(Given records begins)

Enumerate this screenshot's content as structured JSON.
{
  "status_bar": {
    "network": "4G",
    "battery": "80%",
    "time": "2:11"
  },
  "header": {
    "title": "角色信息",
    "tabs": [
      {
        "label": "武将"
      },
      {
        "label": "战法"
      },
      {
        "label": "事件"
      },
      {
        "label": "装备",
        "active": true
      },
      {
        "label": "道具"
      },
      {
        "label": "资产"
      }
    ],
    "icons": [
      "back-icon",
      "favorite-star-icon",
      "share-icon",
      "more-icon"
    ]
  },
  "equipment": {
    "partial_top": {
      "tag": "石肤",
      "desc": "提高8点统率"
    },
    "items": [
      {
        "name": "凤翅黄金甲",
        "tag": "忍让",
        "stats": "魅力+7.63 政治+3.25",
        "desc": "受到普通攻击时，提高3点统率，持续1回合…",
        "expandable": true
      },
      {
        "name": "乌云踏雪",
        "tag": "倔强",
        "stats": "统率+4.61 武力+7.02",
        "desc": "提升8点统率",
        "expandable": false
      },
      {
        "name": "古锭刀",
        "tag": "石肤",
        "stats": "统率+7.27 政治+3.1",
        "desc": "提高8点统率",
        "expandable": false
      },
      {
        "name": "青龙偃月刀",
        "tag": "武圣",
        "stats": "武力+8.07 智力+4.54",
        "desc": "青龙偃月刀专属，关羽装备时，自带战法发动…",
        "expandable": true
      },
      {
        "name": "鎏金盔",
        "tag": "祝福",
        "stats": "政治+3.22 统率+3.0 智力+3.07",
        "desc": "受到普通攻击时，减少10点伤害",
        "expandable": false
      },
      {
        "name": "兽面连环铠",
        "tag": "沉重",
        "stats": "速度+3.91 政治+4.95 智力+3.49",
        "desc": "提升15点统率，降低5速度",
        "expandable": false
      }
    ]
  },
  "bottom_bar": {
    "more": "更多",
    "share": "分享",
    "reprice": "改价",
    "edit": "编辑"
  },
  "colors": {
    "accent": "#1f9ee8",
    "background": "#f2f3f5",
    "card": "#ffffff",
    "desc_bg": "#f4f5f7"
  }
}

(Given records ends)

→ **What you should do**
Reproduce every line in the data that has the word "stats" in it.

→ **Expected output**
        "stats": "魅力+7.63 政治+3.25",
        "stats": "统率+4.61 武力+7.02",
        "stats": "统率+7.27 政治+3.1",
        "stats": "武力+8.07 智力+4.54",
        "stats": "政治+3.22 统率+3.0 智力+3.07",
        "stats": "速度+3.91 政治+4.95 智力+3.49",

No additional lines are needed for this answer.